Lena Cups are among the most popular menstrual cup brands in the world. Despite being a newcomer to the scene, it has some of the best user reviews and ratings in the category over on Amazon.
Check out these 10 facts you need to know about the Lena Cup, Or, make sure to check out our full review here: Lena Menstrual Cup Review.
Fact #1: Lena Cups are Eco-Friendly
The company isn’t really clear about how often you need to replace the Lena Cup. But, most people find that top-quality menstrual cups can last for 5-10 years.
This potentially replaces hundreds of tampons, and as many as 16,000 over the course of a lifetime.
A few Lena Cups vs. thousands of tampons? That’s a huge difference for our environment and if you’re looking to go zero-waste, then you’ll need to make the switch sooner, rather than later.
Fact #2: You Can Lower your Risk of TSS
To date, there has been only 1-2 reported cases of Toxic Shock Syndrome from a menstrual cup. Compare this to the hundreds of cases each year from tampons.
Of course, there are more tampons users than menstrual cups ones so this must be accounted for. What is clear is that you can lower your risk of toxic shock syndrome by making the switch to the Lena Cup.
For more details, check out: Toxic Shock Syndrome Warning Signs.
Fact #3: You’ll Save Money, Thousands of Dollars of It
Who doesn’t like to have a bit more money in the bank at the end of the month? I know that I sure do. And I’d guess that you do too!
That’s why you should make the switch to the Lena Cup. Although it does cost a bit up-front, you’ll save thousands of dollars over the lifetime when compared to tampons.

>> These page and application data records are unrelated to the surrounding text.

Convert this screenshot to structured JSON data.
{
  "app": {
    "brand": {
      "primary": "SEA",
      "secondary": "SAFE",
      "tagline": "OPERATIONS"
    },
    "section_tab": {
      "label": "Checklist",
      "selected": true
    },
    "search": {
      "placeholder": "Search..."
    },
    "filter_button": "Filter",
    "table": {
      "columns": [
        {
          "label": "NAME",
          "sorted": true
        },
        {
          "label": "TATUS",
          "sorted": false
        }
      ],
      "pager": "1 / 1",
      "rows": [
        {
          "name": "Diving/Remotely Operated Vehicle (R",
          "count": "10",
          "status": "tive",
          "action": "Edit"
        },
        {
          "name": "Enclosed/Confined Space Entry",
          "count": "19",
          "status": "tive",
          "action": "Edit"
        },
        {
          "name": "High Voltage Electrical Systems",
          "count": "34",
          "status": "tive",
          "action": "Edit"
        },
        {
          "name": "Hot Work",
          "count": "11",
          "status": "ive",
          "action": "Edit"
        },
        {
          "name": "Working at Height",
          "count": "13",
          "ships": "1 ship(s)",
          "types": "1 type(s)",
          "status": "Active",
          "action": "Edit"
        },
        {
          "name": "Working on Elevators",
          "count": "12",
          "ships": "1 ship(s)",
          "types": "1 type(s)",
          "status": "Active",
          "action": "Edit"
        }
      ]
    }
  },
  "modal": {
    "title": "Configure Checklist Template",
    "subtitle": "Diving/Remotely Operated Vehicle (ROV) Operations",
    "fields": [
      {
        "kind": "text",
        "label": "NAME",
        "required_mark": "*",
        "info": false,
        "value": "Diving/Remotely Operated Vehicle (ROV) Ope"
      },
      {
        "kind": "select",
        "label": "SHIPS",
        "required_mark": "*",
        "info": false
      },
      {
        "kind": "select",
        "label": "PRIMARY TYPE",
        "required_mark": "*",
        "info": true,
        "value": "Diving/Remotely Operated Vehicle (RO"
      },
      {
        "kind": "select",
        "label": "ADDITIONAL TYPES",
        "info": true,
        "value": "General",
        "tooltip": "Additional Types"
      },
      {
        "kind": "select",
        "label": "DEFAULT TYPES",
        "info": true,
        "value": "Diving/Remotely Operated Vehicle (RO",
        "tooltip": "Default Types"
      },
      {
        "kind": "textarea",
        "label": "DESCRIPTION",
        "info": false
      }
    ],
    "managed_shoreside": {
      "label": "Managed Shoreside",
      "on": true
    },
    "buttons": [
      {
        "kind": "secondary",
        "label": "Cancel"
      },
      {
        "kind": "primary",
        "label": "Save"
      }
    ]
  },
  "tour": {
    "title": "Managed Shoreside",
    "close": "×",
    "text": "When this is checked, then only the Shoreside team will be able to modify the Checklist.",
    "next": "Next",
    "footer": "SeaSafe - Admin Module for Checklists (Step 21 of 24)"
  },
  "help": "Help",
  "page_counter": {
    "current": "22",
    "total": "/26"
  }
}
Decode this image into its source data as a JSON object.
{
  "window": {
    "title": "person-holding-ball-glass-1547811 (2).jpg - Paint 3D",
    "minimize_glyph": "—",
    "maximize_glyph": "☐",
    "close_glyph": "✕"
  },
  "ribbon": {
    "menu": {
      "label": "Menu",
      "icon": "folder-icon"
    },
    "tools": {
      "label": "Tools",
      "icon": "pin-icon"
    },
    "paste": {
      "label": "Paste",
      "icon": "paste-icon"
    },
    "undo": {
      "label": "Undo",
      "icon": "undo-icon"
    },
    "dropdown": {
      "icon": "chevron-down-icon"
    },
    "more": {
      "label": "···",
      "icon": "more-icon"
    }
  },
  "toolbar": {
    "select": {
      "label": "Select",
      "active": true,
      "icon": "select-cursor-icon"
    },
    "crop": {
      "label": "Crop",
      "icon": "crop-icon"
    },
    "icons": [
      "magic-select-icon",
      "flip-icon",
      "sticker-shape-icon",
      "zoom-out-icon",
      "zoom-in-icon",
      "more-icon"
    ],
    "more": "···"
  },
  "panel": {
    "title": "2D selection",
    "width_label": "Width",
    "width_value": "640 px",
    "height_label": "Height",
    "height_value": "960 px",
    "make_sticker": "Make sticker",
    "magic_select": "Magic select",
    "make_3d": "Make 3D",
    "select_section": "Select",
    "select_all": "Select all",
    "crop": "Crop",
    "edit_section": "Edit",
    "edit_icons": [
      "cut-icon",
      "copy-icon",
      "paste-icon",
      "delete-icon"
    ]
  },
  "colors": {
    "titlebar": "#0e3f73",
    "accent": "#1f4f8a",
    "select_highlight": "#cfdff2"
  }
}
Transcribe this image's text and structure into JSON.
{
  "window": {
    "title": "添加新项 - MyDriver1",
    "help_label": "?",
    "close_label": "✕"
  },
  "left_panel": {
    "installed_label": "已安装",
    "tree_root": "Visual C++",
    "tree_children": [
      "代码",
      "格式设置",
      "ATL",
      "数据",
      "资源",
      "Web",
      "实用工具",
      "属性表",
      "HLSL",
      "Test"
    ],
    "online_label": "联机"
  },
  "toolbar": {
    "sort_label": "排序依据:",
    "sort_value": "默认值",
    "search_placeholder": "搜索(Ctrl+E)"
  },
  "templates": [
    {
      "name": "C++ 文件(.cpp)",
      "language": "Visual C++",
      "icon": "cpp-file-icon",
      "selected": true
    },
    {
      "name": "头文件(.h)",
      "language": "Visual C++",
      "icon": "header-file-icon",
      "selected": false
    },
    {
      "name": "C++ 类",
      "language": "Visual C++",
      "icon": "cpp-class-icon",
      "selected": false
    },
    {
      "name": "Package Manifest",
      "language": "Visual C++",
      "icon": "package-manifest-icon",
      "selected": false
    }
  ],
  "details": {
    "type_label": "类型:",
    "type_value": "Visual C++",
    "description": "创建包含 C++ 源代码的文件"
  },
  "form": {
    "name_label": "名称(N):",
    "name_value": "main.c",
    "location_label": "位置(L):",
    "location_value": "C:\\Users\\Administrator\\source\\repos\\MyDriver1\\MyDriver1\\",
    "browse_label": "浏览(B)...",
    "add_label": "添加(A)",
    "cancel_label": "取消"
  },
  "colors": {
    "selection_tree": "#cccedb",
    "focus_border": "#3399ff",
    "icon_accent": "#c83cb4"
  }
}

And there’s more good news. The Lena Cup is often a few dollars cheaper than one of the older, more established brands like the Lunette Cup.
Fact #4: There are Two Sizes of Lena Cups
The Lena Cup comes in two sizes: small, and large.
The small Lena Cup is for first time cup-users with a regular flow. The large has a higher capacity and is great if you have a heavier flow.
Fact #5: Lena Menstrual Cup Materials
The Lena Cup is made from medical grade silicone in the USA. Most menstrual cups are made from this same material, although the Meluna Cup is made from Thermoplastic Elastomer, while the Keeper Cup is made from Latex.
In terms of safety, medical grade silicone has been used in numerous products for decades with excellent results. The Lena Cup is truly a product that you can feel safe putting into your body.
Fact #6: Lena Cup Capacity
The volume of the small Lena Cup is 25 ml, while the large is 30 ml. Compare this to the Diva Cup that holds 30 ml for both the small and large versions. For reference, a jumbo tampon holds around 10 ml.
If you have a light to normal flow, you’ll find that this capacity works well. However, if you have a very heavy period, then you might want to consider a high-capacity menstrual cup that holds up to 50 ml.
Fact #7: Soft, and Firm Lena Cup Models
There are two firmness options for the Lena Menstrual Cup, regular and sensitive. Most people find that the regular model works well and is very easy to insert.
However, some people may experience discomfort or cramps from a menstrual cup. If this is the case for you, you’ll want to switch to a softer menstrual cup. Definitely give the Lena Sensitive a try!
Fact #8: Can be Worn for up to 12 Hours
You’re probably used to changing your tampon every 8 hours because of the risk of Toxic Shock Syndrome.
The good news is that the Lena Cup can be worn for up to 12 hours with no problems. Put it in before bed, sleep through the night, have a leisurely breakfast, and then change your Lena Cup. It’s how life should be!
Fact #9: Lena Cups are Designed to Sit Low in the Vaginal Canal
Many people who are new to menstrual cups push their cup way too far into their vaginal canal. The Lena Cup is actually designed to sit as low as possible, just so that the stem isn’t sticking out of you.
Try it out for yourself. You’ll probably have less leaking, and find it easier to insert and remove.
Fact #10: Removal of Lena Cups: Break the Seal First
A common mistake that people make when removing their Lena Cup is to not break the suction seal first. They just grab the stem and pull.
However, this isn’t ideal because it can damage your Lena Cup, and if you wear an IUD, it can dislodge it.
The best way to remove the Lena Menstrual Cup is to squeeze the base of the cup in with two fingers. Then pull it out gently.
Only pull down on the stem if you can’t grasp the base.
10 Facts about Lena Cups: Have your Say!
Which fact about the Lena Cup did we not cover? Leave a comment below and let us know your thoughts about the Lena Menstrual Cup.